* [Your goal]: Nothing in the data should be left out, so repeat it all exactly.
________
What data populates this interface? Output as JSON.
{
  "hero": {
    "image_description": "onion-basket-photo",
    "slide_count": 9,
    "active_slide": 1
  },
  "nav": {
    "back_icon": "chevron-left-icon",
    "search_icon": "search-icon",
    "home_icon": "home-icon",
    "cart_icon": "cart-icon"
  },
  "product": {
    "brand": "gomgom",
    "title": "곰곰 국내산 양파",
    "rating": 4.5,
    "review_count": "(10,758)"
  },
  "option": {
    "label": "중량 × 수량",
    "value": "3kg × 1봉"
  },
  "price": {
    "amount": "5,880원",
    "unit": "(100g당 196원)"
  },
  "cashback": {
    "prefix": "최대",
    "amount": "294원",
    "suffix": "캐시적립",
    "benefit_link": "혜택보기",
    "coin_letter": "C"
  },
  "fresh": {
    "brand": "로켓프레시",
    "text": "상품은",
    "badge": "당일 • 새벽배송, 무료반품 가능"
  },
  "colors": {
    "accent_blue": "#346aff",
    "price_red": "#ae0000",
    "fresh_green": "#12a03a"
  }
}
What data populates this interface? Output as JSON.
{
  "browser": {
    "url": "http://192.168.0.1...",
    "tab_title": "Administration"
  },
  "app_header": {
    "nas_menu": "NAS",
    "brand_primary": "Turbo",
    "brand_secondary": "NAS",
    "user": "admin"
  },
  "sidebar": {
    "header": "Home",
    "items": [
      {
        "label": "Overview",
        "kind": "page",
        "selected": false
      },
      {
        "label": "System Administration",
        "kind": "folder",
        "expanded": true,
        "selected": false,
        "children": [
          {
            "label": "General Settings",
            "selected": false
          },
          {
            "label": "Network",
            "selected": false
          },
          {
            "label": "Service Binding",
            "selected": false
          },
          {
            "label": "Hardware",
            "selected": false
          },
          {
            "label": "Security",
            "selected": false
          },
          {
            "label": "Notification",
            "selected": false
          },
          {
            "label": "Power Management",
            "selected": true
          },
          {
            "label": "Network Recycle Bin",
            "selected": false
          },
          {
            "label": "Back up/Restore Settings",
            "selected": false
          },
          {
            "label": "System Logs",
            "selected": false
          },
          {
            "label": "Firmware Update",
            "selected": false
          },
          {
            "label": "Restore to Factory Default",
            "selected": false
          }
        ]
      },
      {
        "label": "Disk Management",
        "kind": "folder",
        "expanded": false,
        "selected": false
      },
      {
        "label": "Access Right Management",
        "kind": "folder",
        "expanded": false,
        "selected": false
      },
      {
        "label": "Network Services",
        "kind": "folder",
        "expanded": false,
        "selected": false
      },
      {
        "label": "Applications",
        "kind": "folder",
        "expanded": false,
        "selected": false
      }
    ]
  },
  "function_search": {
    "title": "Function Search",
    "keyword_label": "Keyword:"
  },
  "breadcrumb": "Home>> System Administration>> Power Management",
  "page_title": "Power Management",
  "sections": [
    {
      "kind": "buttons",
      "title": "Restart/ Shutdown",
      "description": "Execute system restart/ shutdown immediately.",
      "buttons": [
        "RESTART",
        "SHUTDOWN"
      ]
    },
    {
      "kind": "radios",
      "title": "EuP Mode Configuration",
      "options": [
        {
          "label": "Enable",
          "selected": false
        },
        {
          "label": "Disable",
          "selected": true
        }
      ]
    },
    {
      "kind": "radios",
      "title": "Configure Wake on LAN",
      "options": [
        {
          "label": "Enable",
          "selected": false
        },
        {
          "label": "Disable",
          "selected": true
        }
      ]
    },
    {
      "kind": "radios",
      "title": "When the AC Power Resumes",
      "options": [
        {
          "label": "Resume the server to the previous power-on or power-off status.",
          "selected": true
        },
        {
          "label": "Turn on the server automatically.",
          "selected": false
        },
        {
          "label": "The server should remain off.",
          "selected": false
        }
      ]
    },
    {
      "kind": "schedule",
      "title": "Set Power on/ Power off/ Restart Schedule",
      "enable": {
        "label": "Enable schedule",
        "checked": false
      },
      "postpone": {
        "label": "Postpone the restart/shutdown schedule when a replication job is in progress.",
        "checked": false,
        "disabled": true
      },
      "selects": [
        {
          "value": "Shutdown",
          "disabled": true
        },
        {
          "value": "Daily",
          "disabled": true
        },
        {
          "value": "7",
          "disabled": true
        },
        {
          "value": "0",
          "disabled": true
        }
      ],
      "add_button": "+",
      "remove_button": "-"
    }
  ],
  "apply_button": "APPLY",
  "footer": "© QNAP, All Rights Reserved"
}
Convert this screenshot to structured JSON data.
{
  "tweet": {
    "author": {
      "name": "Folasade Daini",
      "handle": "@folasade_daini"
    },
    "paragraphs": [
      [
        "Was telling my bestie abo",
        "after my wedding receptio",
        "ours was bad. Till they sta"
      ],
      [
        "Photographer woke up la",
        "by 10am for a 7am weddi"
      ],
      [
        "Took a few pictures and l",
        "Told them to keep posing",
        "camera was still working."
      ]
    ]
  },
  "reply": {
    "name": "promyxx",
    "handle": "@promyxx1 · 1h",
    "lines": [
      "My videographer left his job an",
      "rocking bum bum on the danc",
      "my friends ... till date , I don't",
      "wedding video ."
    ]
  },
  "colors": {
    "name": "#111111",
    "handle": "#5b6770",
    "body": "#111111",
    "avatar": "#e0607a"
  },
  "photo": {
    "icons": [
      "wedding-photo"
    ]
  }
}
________
* [Task result]:
What data populates this interface? Output as JSON.
{
  "hero": {
    "image_description": "onion-basket-photo",
    "slide_count": 9,
    "active_slide": 1
  },
  "nav": {
    "back_icon": "chevron-left-icon",
    "search_icon": "search-icon",
    "home_icon": "home-icon",
    "cart_icon": "cart-icon"
  },
  "product": {
    "brand": "gomgom",
    "title": "곰곰 국내산 양파",
    "rating": 4.5,
    "review_count": "(10,758)"
  },
  "option": {
    "label": "중량 × 수량",
    "value": "3kg × 1봉"
  },
  "price": {
    "amount": "5,880원",
    "unit": "(100g당 196원)"
  },
  "cashback": {
    "prefix": "최대",
    "amount": "294원",
    "suffix": "캐시적립",
    "benefit_link": "혜택보기",
    "coin_letter": "C"
  },
  "fresh": {
    "brand": "로켓프레시",
    "text": "상품은",
    "badge": "당일 • 새벽배송, 무료반품 가능"
  },
  "colors": {
    "accent_blue": "#346aff",
    "price_red": "#ae0000",
    "fresh_green": "#12a03a"
  }
}
What data populates this interface? Output as JSON.
{
  "browser": {
    "url": "http://192.168.0.1...",
    "tab_title": "Administration"
  },
  "app_header": {
    "nas_menu": "NAS",
    "brand_primary": "Turbo",
    "brand_secondary": "NAS",
    "user": "admin"
  },
  "sidebar": {
    "header": "Home",
    "items": [
      {
        "label": "Overview",
        "kind": "page",
        "selected": false
      },
      {
        "label": "System Administration",
        "kind": "folder",
        "expanded": true,
        "selected": false,
        "children": [
          {
            "label": "General Settings",
            "selected": false
          },
          {
            "label": "Network",
            "selected": false
          },
          {
            "label": "Service Binding",
            "selected": false
          },
          {
            "label": "Hardware",
            "selected": false
          },
          {
            "label": "Security",
            "selected": false
          },
          {
            "label": "Notification",
            "selected": false
          },
          {
            "label": "Power Management",
            "selected": true
          },
          {
            "label": "Network Recycle Bin",
            "selected": false
          },
          {
            "label": "Back up/Restore Settings",
            "selected": false
          },
          {
            "label": "System Logs",
            "selected": false
          },
          {
            "label": "Firmware Update",
            "selected": false
          },
          {
            "label": "Restore to Factory Default",
            "selected": false
          }
        ]
      },
      {
        "label": "Disk Management",
        "kind": "folder",
        "expanded": false,
        "selected": false
      },
      {
        "label": "Access Right Management",
        "kind": "folder",
        "expanded": false,
        "selected": false
      },
      {
        "label": "Network Services",
        "kind": "folder",
        "expanded": false,
        "selected": false
      },
      {
        "label": "Applications",
        "kind": "folder",
        "expanded": false,
        "selected": false
      }
    ]
  },
  "function_search": {
    "title": "Function Search",
    "keyword_label": "Keyword:"
  },
  "breadcrumb": "Home>> System Administration>> Power Management",
  "page_title": "Power Management",
  "sections": [
    {
      "kind": "buttons",
      "title": "Restart/ Shutdown",
      "description": "Execute system restart/ shutdown immediately.",
      "buttons": [
        "RESTART",
        "SHUTDOWN"
      ]
    },
    {
      "kind": "radios",
      "title": "EuP Mode Configuration",
      "options": [
        {
          "label": "Enable",
          "selected": false
        },
        {
          "label": "Disable",
          "selected": true
        }
      ]
    },
    {
      "kind": "radios",
      "title": "Configure Wake on LAN",
      "options": [
        {
          "label": "Enable",
          "selected": false
        },
        {
          "label": "Disable",
          "selected": true
        }
      ]
    },
    {
      "kind": "radios",
      "title": "When the AC Power Resumes",
      "options": [
        {
          "label": "Resume the server to the previous power-on or power-off status.",
          "selected": true
        },
        {
          "label": "Turn on the server automatically.",
          "selected": false
        },
        {
          "label": "The server should remain off.",
          "selected": false
        }
      ]
    },
    {
      "kind": "schedule",
      "title": "Set Power on/ Power off/ Restart Schedule",
      "enable": {
        "label": "Enable schedule",
        "checked": false
      },
      "postpone": {
        "label": "Postpone the restart/shutdown schedule when a replication job is in progress.",
        "checked": false,
        "disabled": true
      },
      "selects": [
        {
          "value": "Shutdown",
          "disabled": true
        },
        {
          "value": "Daily",
          "disabled": true
        },
        {
          "value": "7",
          "disabled": true
        },
        {
          "value": "0",
          "disabled": true
        }
      ],
      "add_button": "+",
      "remove_button": "-"
    }
  ],
  "apply_button": "APPLY",
  "footer": "© QNAP, All Rights Reserved"
}
Convert this screenshot to structured JSON data.
{
  "tweet": {
    "author": {
      "name": "Folasade Daini",
      "handle": "@folasade_daini"
    },
    "paragraphs": [
      [
        "Was telling my bestie abo",
        "after my wedding receptio",
        "ours was bad. Till they sta"
      ],
      [
        "Photographer woke up la",
        "by 10am for a 7am weddi"
      ],
      [
        "Took a few pictures and l",
        "Told them to keep posing",
        "camera was still working."
      ]
    ]
  },
  "reply": {
    "name": "promyxx",
    "handle": "@promyxx1 · 1h",
    "lines": [
      "My videographer left his job an",
      "rocking bum bum on the danc",
      "my friends ... till date , I don't",
      "wedding video ."
    ]
  },
  "colors": {
    "name": "#111111",
    "handle": "#5b6770",
    "body": "#111111",
    "avatar": "#e0607a"
  },
  "photo": {
    "icons": [
      "wedding-photo"
    ]
  }
}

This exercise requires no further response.